Earlier this month, India’s Atomic Energy Regulatory Board approved of increasing the power supply from the second unit.
Earlier, R S Sundar, the Kudankulam Nuclear Power Project's site director said, “Unit 1 has so far generated 10,900 million units of electricity since its synchronization with the Southern Grid following the reactor's criticality on July 13, 2013.”
KKNPP2 is the country's 22nd nuclear power reactor unit, and its second Pressurized Water Reactor (a type of Light Water Reactor). The KKNPP units in Kudankulam in Tamilnadu are VVER-1,000 type reactors, and were installed in India with technical support from Russia.
KKNPP Unit 2 will add 1,000 MWe of electricity to the southern grid, bringing the total amount f nuclear energy generated in the country to 6,780 MWe. The Kudankulam units are the country's most powerful reactors.
Despite having a population which rivals that of China, India generates less than one fourth of the electricity produced by its neighbor, according to a report produced by the energy giant BP. Nevertheless, the country nearly doubled electricity production between 2004 and 2014, and the number of residents with access to power rose from 50.9 percent in 1990 to 78.7 percent in 2012, World Bank statistics reveal.
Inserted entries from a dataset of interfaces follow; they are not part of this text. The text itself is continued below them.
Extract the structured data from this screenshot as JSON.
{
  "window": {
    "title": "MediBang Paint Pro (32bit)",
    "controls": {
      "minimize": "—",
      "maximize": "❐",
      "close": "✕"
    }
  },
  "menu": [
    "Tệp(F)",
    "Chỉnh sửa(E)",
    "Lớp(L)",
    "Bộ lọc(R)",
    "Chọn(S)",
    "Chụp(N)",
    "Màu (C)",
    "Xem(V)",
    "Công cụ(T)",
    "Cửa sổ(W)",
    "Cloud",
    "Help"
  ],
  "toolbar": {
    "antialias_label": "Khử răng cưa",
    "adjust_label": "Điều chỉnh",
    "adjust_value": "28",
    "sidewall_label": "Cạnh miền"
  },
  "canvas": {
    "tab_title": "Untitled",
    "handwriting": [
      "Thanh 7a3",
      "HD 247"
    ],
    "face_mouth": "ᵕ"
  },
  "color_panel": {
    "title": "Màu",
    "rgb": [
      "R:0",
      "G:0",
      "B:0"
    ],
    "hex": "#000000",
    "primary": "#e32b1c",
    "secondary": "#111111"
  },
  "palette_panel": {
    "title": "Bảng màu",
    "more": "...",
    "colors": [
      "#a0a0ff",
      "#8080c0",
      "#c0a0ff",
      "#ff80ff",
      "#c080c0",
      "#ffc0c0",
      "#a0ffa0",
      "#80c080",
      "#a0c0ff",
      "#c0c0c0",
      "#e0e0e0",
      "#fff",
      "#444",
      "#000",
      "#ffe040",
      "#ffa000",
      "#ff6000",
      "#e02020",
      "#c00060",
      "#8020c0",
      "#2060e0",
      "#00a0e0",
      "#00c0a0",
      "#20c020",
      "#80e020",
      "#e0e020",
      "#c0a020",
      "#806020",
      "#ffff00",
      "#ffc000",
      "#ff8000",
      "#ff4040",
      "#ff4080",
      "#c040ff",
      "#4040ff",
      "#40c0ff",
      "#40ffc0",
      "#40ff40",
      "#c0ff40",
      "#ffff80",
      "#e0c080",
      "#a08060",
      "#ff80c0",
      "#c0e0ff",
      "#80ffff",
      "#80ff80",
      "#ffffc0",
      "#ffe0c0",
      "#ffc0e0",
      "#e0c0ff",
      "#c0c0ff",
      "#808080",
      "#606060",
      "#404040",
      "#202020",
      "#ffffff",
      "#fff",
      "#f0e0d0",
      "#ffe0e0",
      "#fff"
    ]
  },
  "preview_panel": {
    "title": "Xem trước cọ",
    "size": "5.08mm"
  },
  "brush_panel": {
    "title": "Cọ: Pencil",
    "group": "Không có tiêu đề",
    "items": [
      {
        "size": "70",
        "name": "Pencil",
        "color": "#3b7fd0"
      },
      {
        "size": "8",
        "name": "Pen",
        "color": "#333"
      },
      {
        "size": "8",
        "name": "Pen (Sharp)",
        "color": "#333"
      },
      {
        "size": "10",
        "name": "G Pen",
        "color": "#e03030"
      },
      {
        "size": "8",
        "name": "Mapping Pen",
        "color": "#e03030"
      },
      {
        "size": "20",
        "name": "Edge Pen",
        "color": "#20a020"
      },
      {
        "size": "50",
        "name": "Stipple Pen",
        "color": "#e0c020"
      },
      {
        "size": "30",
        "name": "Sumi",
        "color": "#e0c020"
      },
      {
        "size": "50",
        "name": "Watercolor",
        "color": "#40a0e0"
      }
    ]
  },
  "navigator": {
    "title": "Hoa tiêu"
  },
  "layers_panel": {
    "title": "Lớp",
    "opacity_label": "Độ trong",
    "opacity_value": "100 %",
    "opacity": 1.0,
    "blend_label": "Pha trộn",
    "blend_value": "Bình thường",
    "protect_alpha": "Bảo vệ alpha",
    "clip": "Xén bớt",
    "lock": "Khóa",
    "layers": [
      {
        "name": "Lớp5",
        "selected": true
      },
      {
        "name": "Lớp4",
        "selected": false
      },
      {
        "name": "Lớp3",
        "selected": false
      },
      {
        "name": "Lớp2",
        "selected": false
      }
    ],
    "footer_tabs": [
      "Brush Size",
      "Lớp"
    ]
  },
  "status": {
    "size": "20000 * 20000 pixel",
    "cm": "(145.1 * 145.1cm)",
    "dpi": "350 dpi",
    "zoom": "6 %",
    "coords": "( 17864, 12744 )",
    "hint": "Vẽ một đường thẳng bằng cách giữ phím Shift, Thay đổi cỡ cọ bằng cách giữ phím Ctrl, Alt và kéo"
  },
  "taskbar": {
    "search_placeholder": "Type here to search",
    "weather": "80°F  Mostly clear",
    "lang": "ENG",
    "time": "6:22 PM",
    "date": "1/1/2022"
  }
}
According to the Washington Post, the Indian government has launched an ambitious project to supply 24-hour power to its towns and villages by 2022. On August 10, India’s Prime Minister Narendra Modi said five more 1,000 MW units would be built at Kudankulam with Russian assistance.